Microsoft Office 365, ADFS and signing/encrypting certificates renewal

Let’s say that you have an Office 365 tenant, and that you also deployed a set of Federated Identities with Windows Active Directory Federation Services (ADFS). It could happen that you log into the Admin portal of your Office 365 tenant and you see the following polite message.
Let me repeat the text to help people find this content, via web search, in case of need: “Renew your Certificates – One of your on-premises Federation Service certificates is expiring. Failure to renew the certificate and update trust properties within X days will result in a loss of access to all Office 365 services for all users.” Wow! That’s a very clear message, but very scaring, as well. What’s happening?!

Well, from an ADFS perspective you will have at least three certificates to support the security of your own environment:

  • The “Service Communications” certificate, which will be used to protect the HTTPS endpoint
  • The “Token-decrypting” certificates, which will be used to decrypt security tokens
  • The “Token-signing” certificates, which will be used to sign security tokens

The first one is used to secure the HTTPS endpoint, and when it expires you simply need to renew it and replace it in your ADFS and in your reverse proxies, as well and if any.

Meanwhile in your environment, which is federated with Azure Active Directory, the last two certificates are used to secure the security token exchange with Azure AD, which sits under the cover of your Office 365 tenant.

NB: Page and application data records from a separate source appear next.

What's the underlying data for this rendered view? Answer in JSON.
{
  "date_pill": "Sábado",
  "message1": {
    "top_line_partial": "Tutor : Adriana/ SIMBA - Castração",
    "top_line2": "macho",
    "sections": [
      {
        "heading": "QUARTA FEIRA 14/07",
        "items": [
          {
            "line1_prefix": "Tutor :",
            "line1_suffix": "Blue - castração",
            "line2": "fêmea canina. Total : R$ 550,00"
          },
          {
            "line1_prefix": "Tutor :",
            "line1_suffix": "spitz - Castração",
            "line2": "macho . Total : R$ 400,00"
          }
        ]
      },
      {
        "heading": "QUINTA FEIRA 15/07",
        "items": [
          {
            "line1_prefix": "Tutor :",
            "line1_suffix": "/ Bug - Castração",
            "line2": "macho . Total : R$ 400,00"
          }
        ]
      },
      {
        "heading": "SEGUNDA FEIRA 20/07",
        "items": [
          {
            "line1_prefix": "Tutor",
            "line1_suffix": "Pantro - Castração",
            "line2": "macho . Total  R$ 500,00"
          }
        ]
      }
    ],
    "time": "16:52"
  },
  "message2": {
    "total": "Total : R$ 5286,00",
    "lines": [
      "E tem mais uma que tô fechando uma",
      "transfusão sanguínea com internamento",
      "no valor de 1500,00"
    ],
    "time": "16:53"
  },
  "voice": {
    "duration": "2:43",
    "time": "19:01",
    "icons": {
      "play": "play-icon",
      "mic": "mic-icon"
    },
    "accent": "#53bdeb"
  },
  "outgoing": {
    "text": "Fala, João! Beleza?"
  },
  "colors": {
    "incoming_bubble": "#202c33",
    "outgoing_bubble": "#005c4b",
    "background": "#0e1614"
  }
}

The kind message you get in the Office 365 Admin center simply states that one or both of these certificates are going to expire and, if you will not replace them promptly, nobody will be able to consume your services after the effective expiration of those certificates. Luckily you also have the “Update Now” link, at the very end of the alert. If you click on it you will be redirected to a Wiki page (created on March 2011 and updated on February 2015), which mainly targets ADFS 2.0 on Windows Server 2012. Now, my personal suggestion is to leverage Windows Server 2012 R2 and ADFS 3.0 for federating identities with Azure AD and Office 365, if it is possible.

Well, using ADFS 2.0 or ADFS 3.0 the solution to the problem is almost automatic, if you enable the AutoCertificateRollover capability. Let’s see.

Connect to your ADFS server and open PowerShell console or PowerShell ISE. Run the Get-AdfsProperties cmdlet and watch the output:
You will find some interesting properties like:

  • AutoCertificateRollover (default value TRUE): determines if the ADFS service will automatically manage the enrollment of new certificates before expiration of current ones.
  • CertificateCriticalThreshold (default value 2): is the number of days, before the current certificates expiration, that will determine a critical self-enrollment of new certificates to replace the current ones, which are going to expire. It shouldn’t happen if the auto certificate rollover procedure works properly.
  • CertificateDuration (default value 365): defines the duration in days of the enrolled certificates.
  • CertificateGenerationThreshold (default value 20): is the number of days, before the current certificates expiration, that will determine when the certificate auto-rollover procedure will be executed. That procedure will generate new certificates that will soon replace the current ones. Initially the new auto-generated certificates will be “Secondary,” and the current certificates will keep their status of “Primary” certificates.
  • CertificatePromotionThreshold (default value 5): defines the number of days during which the new certificates will be “Secondary.” After that, there will be a switch between the certificates: the expiring ones will become “Secondary”, while the new ones will become “Primary.”

More details about these ADFS properties, and some others, can be found here.

In the demo environment that I am showing you I had the expiration date for my encrypting and signing certificates set on March 27th 2015, as you can see in the following figure.
Well, on March 7th 2015, which is exactly 20 days (= CertificateGenerationThreshold) before certificates expiration, ADFS 3.0 automatically generated a couple of new certificates for encrypting and signing. Moreover, ADFS 3.0 set those new certificates as “Secondary.” Here you can see.
This way, the Azure AD engine is able to retrieve the information about these two new certificates within the next 5 days (= CertificatePromotionThreshold). In fact, on March 10th 2015 the polite alert disappeared from my tenant Admin center, as you can see in the following figure.
Lastly, on March 13th 2015 (i.e. today), the ADFS 3.0 engine switched the “Primary” and the “Secondary” certificates, in order to promote the new ones and demote the expiring ones. Here is the result in the ADFS administration console.
And you are done! Your ADFS certificates are updated, the Azure AD tenant is aware of the new certificates, and for the next 365 days (= CertificateDuration) – after the creation date of the new certificates – you don’t need to care about certificates expiration. Your users can continue consuming their services without any service interruption.

When the Secondary (old and expiring) certificate will effectively expire, ADFS will automatically remove it from the list of available certificates, and only the Primary and valid (not expired) one will survive.